Ripe for Change: Developing a Sustainable Mango Industry in Haiti
Last week, TechnoServe and The Coca-Cola Company unveiled the Haiti Hope Project, a five-year, $7.5 million project to create new opportunities for 25,000 Haitian mango farmers and their families. Katarina Kahlmann is a TechnoServe volunteer consultant who is helping to implement the Haiti Hope Project.
Katarina previously worked as a management consultant with McKinsey & Company, where she focused on economic development and global public health. She supported the Indonesian government in coordinating the reconstruction of Aceh and Nias after the 2004 tsunami.

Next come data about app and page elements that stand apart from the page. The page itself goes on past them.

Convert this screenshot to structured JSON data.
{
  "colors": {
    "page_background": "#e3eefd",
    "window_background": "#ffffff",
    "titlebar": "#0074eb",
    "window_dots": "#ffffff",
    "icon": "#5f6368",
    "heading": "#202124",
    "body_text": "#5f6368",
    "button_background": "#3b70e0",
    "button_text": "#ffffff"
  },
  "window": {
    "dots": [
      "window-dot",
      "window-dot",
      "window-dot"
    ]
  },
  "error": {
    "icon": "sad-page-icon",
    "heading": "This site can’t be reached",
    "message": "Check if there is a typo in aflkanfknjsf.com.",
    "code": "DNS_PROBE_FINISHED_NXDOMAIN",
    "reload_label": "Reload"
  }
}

Prior to joining McKinsey, Katarina worked for the United Nations Development Programme at their liaison office in Copenhagen. Katarina holds a master’s degree in economics and business administration from the Stockholm School of Economics, with a focus on development economics.
In the following dispatch, Katarina shares her experiences and impressions of Haiti:
When I left my job as a management consultant three weeks ago, I was not sure whether I had made the right decision. Colleagues and friends asked me why I left the security of an interesting and well-paid job to fly across the Atlantic and work in Haiti as a volunteer. A senior director asked me what I wanted to achieve in the next five years of my life. Slightly overconfident, I answered that I wanted to support a poor country to raise its GDP significantly and help hundreds of thousands of people to rise out of poverty. After three weeks with TechnoServe in Haiti, I am sure I made the right decision.
The objective of our project — the Haiti Hope Project — is to improve the economic situation of small-scale mango farmers. The Coca-Cola Company and the Inter-American Development Bank are funding the project, which aims to double the incomes of 25,000 Haitian mango farmers. TechnoServe will offer technical assistance and be the implementing partner. By increasing the incomes of mango farmers, we hope not only to make them and their families better off, but also to create jobs in adjacent parts of the economy, such as fruit processing and sales.
Since I arrived three weeks ago, I have met many talented Haitians and seen land with great potential for growing cash crops such as mango. Mango is important for Haiti’s economy and mango farmers constitute a significant part of the population. We are working along the entire value chain, from mango trees on small land patches across the country to street sales in Port au Prince; from large exporters belonging to the Haitian elite to end-consumers in developed countries. I have spent the past weeks on the road, visiting farmers, speaking to farmer groups and interviewing mango exporters. The dirt-poor mango farmers living on close to nothing and the wealthy exporters live in two different worlds. In between, there is a small and well-educated middle class.
Despite all their differences, the different social groups have one thing in common: they all want change. Since Haiti was founded in 1804, the country has never had a proper chance to build a well-functioning society. Dictators, corruption, natural disasters and environmental degradation have plagued the country for almost 200 years. The January earthquake wrought widespread destruction, but it also brought about an opportunity for change. Money is flowing into the country and there is strong support to develop the private sector.
In Creole they say: “Yo pa voye wòch sou mango vèt” — literally, “You should not throw rocks at a green mango,” meaning that you should wait until a mango is ripe before you try to knock it down from the tree. Haiti is ripe and ready for change. This is Haiti’s chance to climb out of poverty and devastation. This is the mango season.